Despite winning five Gold Glove awards, Jeter's defense has been the subject of criticism from a number of sabermetricians, including Rob Neyer and the publication Baseball Prospectus. The book The Fielding Bible by John Dewan contains an essay by James in which he concludes that Jeter "was probably the most ineffective defensive player in the major leagues, at any position." A 2008 study by researchers at the University of Pennsylvania found that, from 2002 through 2005, Jeter was the worst defensive shortstop in the Major Leagues. Jeter responded to this criticism by saying "I play in New York, man. Criticism is part of the game, you take criticism as a challenge." Jeter committed 18 errors in 2007, his highest total since finishing with 24 in 2000. After the season, Yankees' general manager Brian Cashman and his staff saw Jeter's defense as an area that needed to be addressed. At the Yankees' request, Jeter embarked on a rigorous training program to combat the effects of age, by focusing on lateral movement and first-step quickness. Jeter's Ultimate Zone Rating (UZR) improved from worst in the American League for shortstops in 2007 to close to league average in 2008. Two sites that rely on advanced defensive statistics, FanGraphs.com and FieldingBible.com, rated Jeter below middle-of-the-pack status in 2010, despite his receiving his fifth Gold Glove Award that season.
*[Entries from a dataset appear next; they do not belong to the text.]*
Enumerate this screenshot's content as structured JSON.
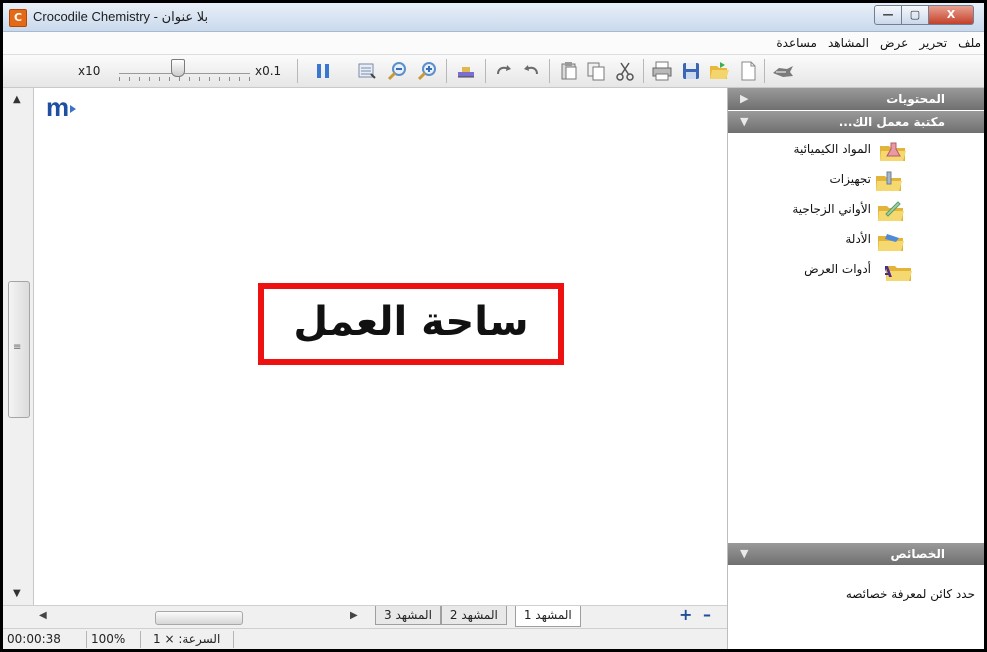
{
  "window": {
    "title": "Crocodile Chemistry - بلا عنوان",
    "app_icon_letter": "C",
    "buttons": {
      "minimize": "—",
      "maximize": "▢",
      "close": "X"
    }
  },
  "menu": [
    "ملف",
    "تحرير",
    "عرض",
    "المشاهد",
    "مساعدة"
  ],
  "toolbar": {
    "speed_max_label": "x10",
    "speed_min_label": "x0.1",
    "speed_slider_position": 0.4,
    "icons": [
      "pause-icon",
      "grid-select-icon",
      "zoom-out-icon",
      "zoom-in-icon",
      "scale-icon",
      "redo-icon",
      "undo-icon",
      "paste-icon",
      "copy-icon",
      "cut-icon",
      "print-icon",
      "save-icon",
      "open-icon",
      "new-icon",
      "croc-icon"
    ]
  },
  "workspace": {
    "label": "ساحة العمل"
  },
  "scenes": {
    "tabs": [
      "المشهد 3",
      "المشهد 2",
      "المشهد 1"
    ],
    "active_index": 2,
    "add": "+",
    "remove": "–"
  },
  "status": {
    "time": "00:00:38",
    "zoom": "100%",
    "speed": "السرعة: × 1"
  },
  "right_pane": {
    "contents_header": "المحتويات",
    "library_header": "مكتبة معمل الك...",
    "library_items": [
      {
        "label": "المواد الكيميائية",
        "icon": "chemicals-folder-icon",
        "color": "#e79aa1"
      },
      {
        "label": "تجهيزات",
        "icon": "equipment-folder-icon",
        "color": "#a6b7c8"
      },
      {
        "label": "الأواني الزجاجية",
        "icon": "glassware-folder-icon",
        "color": "#9fd1a3"
      },
      {
        "label": "الأدلة",
        "icon": "indicators-folder-icon",
        "color": "#4f89d8"
      },
      {
        "label": "أدوات العرض",
        "icon": "presentation-folder-icon",
        "color": "#6b47b5"
      }
    ],
    "properties_header": "الخصائص",
    "properties_hint": "حدد كائن لمعرفة خصائصه"
  }
}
Jeter — like many players — asserted that many defensive factors cannot be quantified.